- Task:
Please read the records below and return each line holding the string "broker".

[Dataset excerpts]
==*==

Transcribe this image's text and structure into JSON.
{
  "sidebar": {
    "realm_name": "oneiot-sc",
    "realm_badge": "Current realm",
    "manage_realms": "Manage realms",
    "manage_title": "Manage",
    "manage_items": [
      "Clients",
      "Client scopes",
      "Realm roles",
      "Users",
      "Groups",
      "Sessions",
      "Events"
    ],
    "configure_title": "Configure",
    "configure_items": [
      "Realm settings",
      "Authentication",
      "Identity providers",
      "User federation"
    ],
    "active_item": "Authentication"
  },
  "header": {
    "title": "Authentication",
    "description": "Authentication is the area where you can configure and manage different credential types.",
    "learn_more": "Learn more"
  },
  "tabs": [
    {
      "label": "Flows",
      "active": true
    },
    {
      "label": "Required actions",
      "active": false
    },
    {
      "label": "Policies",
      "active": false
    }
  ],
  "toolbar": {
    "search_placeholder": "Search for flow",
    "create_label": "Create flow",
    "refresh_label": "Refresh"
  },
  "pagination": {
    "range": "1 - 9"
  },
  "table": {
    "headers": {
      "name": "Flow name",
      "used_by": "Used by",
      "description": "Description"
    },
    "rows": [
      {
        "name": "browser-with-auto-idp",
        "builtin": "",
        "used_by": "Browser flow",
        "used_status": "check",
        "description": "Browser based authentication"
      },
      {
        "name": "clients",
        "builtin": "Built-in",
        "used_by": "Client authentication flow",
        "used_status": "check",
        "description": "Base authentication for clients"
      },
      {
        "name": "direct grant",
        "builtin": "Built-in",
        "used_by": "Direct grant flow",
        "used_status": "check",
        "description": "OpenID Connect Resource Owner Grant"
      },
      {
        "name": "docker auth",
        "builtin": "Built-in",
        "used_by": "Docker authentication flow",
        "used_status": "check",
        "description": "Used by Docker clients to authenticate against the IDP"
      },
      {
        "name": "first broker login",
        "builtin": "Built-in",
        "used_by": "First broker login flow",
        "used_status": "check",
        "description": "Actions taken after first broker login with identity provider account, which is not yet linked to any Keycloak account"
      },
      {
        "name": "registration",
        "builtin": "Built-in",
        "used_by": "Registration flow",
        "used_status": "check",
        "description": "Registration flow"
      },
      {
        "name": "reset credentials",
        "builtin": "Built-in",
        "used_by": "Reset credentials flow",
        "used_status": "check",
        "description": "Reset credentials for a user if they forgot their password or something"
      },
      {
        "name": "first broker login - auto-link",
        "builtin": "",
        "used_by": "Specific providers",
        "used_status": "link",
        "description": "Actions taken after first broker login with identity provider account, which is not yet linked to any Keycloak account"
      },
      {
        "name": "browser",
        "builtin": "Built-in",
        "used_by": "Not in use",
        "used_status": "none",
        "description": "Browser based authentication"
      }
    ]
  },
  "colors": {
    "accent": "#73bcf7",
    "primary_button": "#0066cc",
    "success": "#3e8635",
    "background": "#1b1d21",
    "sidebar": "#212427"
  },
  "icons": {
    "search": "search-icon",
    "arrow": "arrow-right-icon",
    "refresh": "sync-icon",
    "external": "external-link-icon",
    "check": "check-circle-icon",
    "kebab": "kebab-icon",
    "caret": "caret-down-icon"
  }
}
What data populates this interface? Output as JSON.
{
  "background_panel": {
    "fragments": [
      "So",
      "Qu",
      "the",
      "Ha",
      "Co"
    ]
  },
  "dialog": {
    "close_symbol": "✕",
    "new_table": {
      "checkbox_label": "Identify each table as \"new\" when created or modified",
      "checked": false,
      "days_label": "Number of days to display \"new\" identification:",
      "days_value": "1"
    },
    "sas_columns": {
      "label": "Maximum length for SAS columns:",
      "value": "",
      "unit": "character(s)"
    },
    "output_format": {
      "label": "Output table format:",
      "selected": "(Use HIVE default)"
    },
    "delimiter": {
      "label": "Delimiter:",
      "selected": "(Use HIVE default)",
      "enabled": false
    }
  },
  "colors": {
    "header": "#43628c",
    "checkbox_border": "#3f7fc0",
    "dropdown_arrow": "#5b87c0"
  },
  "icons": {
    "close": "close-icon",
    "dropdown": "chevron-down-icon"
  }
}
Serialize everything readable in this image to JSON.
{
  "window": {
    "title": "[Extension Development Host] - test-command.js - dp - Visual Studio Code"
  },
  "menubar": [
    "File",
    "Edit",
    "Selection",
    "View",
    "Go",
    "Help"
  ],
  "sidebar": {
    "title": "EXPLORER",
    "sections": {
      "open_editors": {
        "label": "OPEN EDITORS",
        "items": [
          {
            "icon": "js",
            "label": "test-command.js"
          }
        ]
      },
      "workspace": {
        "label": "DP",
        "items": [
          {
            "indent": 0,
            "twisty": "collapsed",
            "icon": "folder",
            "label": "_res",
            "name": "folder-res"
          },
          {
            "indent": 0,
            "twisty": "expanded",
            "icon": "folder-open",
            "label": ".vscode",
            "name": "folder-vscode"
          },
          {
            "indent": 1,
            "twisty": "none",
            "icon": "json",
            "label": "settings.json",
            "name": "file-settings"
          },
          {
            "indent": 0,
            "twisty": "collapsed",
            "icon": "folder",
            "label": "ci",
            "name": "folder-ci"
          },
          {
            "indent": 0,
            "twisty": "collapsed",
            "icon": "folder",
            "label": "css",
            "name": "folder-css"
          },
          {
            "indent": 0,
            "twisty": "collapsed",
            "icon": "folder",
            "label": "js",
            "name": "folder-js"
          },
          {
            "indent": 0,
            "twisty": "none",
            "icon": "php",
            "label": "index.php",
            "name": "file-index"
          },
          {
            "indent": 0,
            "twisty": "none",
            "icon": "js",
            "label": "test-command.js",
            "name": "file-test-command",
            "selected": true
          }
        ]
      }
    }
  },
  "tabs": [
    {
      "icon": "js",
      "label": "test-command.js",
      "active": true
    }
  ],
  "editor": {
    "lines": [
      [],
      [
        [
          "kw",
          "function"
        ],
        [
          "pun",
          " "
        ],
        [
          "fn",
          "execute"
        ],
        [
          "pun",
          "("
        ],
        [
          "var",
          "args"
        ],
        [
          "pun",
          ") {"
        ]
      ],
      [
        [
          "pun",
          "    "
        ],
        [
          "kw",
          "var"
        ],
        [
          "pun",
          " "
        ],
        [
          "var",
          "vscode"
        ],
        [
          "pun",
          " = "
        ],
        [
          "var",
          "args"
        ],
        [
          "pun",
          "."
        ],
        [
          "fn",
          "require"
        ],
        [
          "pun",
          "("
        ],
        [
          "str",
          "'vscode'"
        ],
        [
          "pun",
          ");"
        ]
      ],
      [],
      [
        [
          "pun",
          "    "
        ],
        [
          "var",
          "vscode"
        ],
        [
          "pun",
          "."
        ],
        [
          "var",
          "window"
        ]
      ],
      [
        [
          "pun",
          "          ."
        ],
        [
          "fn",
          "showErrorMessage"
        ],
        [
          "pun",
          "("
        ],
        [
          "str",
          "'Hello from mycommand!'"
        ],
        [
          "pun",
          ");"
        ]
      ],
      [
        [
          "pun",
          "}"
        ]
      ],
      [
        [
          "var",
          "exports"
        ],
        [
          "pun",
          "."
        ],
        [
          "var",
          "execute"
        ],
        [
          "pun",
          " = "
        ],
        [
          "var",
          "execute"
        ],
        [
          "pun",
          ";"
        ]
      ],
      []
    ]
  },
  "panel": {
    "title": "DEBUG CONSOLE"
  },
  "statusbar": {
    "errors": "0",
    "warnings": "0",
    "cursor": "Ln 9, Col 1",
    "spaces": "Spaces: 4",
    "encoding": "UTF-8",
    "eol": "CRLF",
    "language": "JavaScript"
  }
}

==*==

- Answer section:
        "name": "first broker login",
        "used_by": "First broker login flow",
        "description": "Actions taken after first broker login with identity provider account, which is not yet linked to any Keycloak account"
        "name": "first broker login - auto-link",
        "description": "Actions taken after first broker login with identity provider account, which is not yet linked to any Keycloak account"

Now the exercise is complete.